*** Opening of Given data ***
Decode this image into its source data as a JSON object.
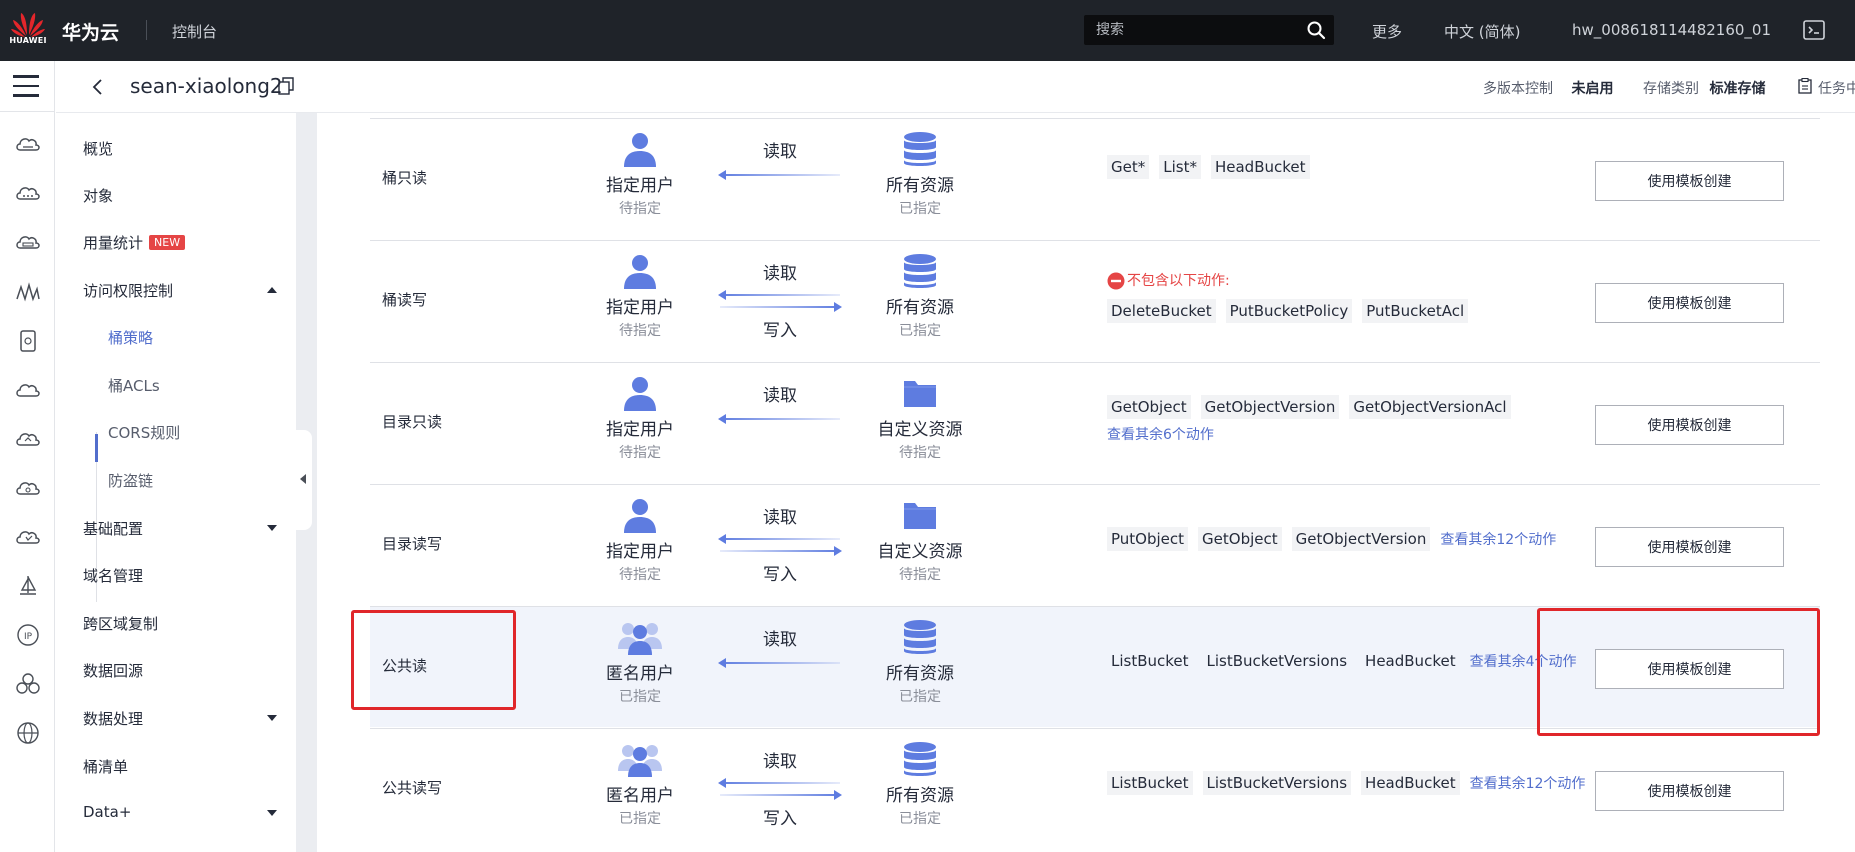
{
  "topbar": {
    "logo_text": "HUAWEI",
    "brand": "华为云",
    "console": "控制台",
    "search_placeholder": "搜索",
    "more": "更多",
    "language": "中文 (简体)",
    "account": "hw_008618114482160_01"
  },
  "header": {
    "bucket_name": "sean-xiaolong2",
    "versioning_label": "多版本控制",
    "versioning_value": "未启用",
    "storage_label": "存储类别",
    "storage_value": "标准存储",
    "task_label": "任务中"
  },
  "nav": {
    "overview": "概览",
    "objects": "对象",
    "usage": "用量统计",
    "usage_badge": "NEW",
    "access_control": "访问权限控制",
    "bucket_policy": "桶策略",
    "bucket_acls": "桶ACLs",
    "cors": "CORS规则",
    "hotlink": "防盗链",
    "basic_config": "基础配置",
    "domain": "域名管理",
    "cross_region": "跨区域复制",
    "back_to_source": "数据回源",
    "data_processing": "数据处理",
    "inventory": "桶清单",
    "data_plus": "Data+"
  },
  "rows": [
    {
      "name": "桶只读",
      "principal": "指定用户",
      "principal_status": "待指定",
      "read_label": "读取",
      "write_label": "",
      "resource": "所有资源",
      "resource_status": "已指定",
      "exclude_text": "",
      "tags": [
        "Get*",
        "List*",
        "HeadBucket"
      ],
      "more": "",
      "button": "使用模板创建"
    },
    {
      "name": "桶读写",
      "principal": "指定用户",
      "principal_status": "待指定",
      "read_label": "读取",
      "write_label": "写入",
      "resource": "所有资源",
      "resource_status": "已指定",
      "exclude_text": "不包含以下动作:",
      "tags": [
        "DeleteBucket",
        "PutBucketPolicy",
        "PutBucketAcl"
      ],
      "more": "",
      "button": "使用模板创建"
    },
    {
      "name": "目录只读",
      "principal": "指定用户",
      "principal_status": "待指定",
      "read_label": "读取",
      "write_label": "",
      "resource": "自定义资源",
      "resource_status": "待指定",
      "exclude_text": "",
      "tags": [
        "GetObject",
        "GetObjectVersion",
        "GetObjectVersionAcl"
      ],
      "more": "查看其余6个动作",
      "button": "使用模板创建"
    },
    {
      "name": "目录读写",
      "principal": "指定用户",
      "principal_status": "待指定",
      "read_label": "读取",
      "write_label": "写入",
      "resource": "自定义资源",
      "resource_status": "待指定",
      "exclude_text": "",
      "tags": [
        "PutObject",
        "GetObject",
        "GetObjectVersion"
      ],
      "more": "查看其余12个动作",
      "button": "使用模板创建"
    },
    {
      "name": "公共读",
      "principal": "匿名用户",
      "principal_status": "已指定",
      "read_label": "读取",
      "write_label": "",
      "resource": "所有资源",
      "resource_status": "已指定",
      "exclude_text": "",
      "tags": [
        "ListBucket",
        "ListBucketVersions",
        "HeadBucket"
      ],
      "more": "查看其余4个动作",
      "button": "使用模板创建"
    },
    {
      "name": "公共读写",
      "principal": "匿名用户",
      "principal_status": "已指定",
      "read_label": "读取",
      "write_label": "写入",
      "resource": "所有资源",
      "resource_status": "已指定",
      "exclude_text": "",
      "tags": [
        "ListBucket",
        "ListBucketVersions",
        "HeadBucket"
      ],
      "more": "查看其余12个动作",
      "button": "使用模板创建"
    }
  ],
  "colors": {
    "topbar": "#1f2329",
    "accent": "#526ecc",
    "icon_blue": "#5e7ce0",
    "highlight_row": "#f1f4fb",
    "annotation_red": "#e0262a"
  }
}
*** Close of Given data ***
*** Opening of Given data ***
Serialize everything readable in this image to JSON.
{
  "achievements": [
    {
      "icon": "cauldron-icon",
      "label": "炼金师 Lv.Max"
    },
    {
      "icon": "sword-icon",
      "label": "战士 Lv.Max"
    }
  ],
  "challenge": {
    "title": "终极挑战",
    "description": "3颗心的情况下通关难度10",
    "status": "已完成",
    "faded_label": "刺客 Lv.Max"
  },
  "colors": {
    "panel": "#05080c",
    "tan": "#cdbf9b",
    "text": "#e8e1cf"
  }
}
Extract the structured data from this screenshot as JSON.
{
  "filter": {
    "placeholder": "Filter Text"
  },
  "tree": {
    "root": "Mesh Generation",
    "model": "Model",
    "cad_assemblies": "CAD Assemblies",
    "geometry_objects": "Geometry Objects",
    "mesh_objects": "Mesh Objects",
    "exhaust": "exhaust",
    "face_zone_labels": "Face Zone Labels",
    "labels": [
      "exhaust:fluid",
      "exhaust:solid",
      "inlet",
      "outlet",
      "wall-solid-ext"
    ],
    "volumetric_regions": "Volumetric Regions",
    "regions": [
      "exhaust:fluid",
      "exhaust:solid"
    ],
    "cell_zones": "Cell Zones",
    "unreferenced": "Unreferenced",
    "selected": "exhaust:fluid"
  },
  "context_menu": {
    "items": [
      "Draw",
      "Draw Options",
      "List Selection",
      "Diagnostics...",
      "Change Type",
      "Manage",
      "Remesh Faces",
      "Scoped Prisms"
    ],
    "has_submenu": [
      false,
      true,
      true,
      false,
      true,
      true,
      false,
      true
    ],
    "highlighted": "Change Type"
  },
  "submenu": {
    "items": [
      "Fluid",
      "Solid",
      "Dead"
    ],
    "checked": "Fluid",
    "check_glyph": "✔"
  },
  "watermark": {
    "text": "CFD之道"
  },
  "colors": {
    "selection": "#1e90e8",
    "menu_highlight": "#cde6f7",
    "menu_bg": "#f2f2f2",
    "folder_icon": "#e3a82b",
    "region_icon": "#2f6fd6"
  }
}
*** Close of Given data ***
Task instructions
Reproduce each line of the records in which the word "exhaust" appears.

Problem solution
    "exhaust": "exhaust",
      "exhaust:fluid",
      "exhaust:solid",
      "exhaust:fluid",
      "exhaust:solid"
    "selected": "exhaust:fluid"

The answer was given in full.